There sure is a lot of finger pointing going on these days. As investment portfolios tank, as jobs are lost and homes foreclosed upon, everybody is blaming everybody else. And it starts at the top-some of the world’s biggest corporations and some of the wealthiest financial institutions on the planet have come begging for bailouts. In most cases, the reasons these huge organizations say they need help is because of “reasons beyond their control.”
That’s not really how it works though, or at least how it should work. Take insurance giant AIG for example. In a misguided effort to make lots and lots of easy money, they literally invented an investment instrument that was essentially a bet that certain other investments would fail. Then, in order to make sure they were covered, they set up offshore banking entities that bet the other way, just in case. The subject of the bets of course was the outrageous mortgages granted to people who had no business getting them in the first place. Well, interest rates climbed, the misguided borrowers defaulted – en masse – and all of the bets came due. So AIG turned around and got bailed out-by us, of course.
And then there’s General Motors. For years now they’ve flown in the face of wisdom and continued creating cars that fewer people were buying. They ignored the competitions’ efforts to build cars that didn’t rely solely on fossil fuels and kept building gas guzzlers-think Hummer here, a GM subsidiary. And then on top of that, labor expenses have gotten so out of hand that the fully loaded cost-salary, taxes and benefits-is right around $ 80 an hour for most assembly line employees. Foreign manufacturers do the same work for about $ 25 an hour. So when failure was imminent, they too turned to the federal government, and they too got bailed out.
But what we’re not seeing here is anybody stepping up and taking responsibility for the problems. People are like that-it’s always easier to blame someone else. The reason is pretty simple, because if you’re blaming someone else, it lets you off the hook.
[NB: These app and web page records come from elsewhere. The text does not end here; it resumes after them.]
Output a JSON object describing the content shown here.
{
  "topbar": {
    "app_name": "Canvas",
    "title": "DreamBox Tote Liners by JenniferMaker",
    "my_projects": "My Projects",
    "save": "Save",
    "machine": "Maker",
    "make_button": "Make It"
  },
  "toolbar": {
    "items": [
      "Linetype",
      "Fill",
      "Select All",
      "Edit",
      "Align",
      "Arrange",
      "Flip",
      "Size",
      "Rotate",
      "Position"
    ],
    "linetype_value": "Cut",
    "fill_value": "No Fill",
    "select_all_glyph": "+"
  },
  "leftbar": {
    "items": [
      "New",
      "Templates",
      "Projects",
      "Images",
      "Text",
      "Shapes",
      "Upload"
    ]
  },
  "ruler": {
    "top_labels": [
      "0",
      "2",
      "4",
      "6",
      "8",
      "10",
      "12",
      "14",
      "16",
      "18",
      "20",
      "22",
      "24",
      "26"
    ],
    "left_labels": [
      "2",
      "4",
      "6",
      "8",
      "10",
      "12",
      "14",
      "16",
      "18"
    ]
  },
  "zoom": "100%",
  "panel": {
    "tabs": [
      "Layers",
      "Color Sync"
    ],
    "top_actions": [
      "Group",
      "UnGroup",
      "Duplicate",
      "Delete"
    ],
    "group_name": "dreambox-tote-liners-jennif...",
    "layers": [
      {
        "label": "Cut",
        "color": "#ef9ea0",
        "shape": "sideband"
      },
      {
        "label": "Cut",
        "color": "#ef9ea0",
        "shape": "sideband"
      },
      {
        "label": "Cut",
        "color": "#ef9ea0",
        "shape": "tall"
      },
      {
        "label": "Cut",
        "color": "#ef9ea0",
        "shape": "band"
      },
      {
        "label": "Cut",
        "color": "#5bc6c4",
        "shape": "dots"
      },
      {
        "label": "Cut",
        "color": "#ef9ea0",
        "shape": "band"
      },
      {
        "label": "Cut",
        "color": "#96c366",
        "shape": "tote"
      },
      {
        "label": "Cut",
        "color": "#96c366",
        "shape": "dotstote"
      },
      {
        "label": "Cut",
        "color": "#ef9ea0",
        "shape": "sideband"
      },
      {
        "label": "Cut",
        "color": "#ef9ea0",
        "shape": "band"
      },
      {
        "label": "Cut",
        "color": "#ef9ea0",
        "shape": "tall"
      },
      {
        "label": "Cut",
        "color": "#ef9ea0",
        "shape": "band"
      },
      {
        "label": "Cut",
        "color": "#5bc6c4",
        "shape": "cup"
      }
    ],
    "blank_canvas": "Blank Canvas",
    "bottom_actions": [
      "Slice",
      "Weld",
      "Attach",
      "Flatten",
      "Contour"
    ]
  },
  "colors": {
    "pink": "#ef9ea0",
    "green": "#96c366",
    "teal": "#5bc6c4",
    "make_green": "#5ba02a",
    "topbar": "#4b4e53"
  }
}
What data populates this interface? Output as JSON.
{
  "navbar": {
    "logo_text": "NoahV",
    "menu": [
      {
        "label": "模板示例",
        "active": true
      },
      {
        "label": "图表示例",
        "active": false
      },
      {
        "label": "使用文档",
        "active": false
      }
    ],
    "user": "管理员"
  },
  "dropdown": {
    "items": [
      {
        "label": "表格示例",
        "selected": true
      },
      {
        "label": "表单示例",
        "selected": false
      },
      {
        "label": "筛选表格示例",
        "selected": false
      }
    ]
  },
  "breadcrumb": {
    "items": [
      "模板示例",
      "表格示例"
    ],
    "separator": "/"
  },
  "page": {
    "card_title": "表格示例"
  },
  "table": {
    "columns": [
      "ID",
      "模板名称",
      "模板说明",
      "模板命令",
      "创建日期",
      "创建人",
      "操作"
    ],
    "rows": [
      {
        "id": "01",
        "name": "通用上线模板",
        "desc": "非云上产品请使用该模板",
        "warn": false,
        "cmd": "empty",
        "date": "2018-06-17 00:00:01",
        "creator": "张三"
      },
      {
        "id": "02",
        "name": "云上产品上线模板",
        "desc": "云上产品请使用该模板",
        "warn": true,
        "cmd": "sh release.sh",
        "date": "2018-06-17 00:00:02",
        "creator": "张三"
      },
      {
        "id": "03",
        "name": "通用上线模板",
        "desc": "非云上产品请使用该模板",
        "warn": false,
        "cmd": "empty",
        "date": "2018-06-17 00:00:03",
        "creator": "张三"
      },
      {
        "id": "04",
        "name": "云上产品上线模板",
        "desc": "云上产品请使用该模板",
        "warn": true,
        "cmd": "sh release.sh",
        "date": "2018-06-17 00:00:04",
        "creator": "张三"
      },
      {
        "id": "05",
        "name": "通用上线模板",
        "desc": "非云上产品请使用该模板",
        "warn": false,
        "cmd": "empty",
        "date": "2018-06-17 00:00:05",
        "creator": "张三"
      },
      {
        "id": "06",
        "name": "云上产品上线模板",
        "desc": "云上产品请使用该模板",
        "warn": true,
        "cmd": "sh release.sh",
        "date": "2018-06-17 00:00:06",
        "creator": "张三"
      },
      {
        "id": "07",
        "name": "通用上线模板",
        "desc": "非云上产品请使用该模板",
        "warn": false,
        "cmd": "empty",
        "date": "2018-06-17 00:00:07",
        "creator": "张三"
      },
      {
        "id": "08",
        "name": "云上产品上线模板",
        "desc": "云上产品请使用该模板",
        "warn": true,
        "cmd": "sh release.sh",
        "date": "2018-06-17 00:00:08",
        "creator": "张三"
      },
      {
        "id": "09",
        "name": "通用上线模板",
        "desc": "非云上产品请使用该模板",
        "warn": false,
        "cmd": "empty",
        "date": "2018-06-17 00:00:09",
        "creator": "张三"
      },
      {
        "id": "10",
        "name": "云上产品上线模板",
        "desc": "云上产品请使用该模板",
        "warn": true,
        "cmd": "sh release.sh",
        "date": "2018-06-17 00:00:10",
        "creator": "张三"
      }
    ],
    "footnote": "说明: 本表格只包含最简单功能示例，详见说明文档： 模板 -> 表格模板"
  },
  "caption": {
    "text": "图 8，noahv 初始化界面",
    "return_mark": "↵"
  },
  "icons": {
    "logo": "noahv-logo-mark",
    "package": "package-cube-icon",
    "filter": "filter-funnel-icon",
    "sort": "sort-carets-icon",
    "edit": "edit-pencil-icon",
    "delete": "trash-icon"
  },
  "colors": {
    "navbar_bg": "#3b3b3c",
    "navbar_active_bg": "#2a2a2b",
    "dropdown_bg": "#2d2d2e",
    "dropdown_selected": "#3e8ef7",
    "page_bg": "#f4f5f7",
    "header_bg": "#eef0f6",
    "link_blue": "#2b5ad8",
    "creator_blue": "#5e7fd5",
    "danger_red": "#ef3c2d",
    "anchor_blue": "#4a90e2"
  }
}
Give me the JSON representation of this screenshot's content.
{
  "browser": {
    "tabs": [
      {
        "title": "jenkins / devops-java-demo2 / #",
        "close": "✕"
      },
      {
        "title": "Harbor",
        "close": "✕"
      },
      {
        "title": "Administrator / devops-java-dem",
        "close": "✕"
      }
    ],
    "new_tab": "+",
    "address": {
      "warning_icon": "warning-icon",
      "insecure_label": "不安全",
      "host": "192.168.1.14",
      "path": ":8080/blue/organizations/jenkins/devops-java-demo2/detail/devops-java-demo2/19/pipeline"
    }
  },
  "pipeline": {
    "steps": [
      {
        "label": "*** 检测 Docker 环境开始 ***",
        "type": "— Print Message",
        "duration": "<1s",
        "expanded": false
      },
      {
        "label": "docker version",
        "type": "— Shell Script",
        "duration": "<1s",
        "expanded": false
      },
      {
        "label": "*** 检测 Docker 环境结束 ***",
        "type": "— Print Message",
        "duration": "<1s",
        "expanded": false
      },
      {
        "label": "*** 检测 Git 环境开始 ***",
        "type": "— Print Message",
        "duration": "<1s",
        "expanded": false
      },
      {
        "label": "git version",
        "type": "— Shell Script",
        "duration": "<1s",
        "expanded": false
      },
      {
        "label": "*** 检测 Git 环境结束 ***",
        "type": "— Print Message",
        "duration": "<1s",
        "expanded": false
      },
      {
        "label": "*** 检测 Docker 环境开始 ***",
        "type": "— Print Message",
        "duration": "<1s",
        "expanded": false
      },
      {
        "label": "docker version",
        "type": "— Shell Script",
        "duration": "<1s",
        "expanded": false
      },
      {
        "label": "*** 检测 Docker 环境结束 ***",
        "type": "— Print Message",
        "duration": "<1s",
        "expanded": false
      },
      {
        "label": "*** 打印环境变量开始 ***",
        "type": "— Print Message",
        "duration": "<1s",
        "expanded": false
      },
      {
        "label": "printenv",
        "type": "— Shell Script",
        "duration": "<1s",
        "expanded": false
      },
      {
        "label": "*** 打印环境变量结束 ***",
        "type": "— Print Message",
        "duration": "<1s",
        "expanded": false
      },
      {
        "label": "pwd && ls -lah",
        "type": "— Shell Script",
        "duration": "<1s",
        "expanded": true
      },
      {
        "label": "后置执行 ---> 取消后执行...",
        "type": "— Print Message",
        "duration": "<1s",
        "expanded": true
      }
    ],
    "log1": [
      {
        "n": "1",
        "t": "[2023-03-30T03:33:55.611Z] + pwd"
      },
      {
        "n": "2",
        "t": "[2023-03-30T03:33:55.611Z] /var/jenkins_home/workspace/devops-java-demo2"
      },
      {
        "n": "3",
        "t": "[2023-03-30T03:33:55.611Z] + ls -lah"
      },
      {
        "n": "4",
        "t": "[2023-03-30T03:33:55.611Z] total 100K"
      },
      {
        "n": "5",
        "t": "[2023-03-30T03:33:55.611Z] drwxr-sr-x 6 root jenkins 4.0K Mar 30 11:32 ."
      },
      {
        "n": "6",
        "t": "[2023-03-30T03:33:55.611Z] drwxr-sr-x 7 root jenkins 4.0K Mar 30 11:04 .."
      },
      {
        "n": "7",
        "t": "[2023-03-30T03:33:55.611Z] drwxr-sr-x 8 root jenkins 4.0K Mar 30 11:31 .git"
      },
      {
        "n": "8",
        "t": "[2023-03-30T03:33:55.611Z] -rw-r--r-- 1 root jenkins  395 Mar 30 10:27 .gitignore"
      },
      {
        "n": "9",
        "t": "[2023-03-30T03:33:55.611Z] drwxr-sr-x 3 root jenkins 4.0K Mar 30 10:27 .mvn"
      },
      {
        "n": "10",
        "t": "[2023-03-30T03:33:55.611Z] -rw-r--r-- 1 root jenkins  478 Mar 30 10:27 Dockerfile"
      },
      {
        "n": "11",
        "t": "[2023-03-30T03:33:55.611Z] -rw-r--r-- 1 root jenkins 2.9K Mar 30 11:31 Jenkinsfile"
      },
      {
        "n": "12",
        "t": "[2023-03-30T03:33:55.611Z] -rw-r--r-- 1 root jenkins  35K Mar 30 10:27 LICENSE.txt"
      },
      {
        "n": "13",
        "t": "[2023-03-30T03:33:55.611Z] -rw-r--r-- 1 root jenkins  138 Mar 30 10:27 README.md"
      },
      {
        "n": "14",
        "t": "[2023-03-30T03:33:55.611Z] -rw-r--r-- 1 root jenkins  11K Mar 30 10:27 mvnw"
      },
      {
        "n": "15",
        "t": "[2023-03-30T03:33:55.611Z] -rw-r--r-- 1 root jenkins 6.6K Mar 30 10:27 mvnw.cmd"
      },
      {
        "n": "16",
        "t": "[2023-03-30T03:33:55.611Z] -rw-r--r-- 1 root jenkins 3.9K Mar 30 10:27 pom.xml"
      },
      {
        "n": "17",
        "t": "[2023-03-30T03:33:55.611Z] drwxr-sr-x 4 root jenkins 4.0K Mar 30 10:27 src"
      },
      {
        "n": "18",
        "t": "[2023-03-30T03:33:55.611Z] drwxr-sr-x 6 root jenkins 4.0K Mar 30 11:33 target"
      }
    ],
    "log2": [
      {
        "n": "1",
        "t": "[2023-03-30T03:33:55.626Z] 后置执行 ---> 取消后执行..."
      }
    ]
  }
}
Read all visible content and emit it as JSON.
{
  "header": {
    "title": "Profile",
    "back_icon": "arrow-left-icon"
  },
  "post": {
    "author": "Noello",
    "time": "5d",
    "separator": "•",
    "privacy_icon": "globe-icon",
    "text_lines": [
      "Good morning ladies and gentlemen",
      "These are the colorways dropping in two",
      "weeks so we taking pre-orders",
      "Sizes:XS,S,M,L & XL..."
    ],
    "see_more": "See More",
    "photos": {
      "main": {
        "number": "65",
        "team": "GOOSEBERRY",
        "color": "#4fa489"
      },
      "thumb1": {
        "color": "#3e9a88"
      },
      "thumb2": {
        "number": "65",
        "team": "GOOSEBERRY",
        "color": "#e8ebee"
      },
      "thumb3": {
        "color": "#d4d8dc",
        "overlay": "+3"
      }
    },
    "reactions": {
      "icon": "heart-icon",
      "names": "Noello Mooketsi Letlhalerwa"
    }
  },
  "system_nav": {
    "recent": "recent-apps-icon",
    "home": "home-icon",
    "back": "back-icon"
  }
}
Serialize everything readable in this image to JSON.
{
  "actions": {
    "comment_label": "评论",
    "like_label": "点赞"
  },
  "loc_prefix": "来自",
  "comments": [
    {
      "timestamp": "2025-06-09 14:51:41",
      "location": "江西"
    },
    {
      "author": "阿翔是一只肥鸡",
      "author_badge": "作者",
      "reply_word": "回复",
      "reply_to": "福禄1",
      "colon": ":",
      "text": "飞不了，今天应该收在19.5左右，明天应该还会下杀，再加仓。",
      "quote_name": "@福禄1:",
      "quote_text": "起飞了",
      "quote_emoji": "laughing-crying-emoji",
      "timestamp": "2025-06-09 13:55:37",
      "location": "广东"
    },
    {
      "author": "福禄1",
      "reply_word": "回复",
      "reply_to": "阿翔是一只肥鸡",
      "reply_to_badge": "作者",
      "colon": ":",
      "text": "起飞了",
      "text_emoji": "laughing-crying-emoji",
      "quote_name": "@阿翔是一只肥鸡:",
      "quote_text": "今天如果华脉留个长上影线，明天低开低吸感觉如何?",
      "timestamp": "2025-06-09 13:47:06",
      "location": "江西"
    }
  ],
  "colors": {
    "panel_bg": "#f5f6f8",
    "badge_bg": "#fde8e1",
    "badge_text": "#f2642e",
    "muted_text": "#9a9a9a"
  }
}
So think about that for a minute. Is your career where you want it to be? Is your retirement secure, and your investment portfolio solid? If not, who are you blaming? Well here’s the thing-it’s time to forgive them. Let it go. And start assuming the responsibility yourself.
Regardless of what you do in life, regardless of how successful you are-or aren’t-you’re the responsible party. Start accepting your role in your own future and stop blaming others. Wipe the slate clean, and start moving forward.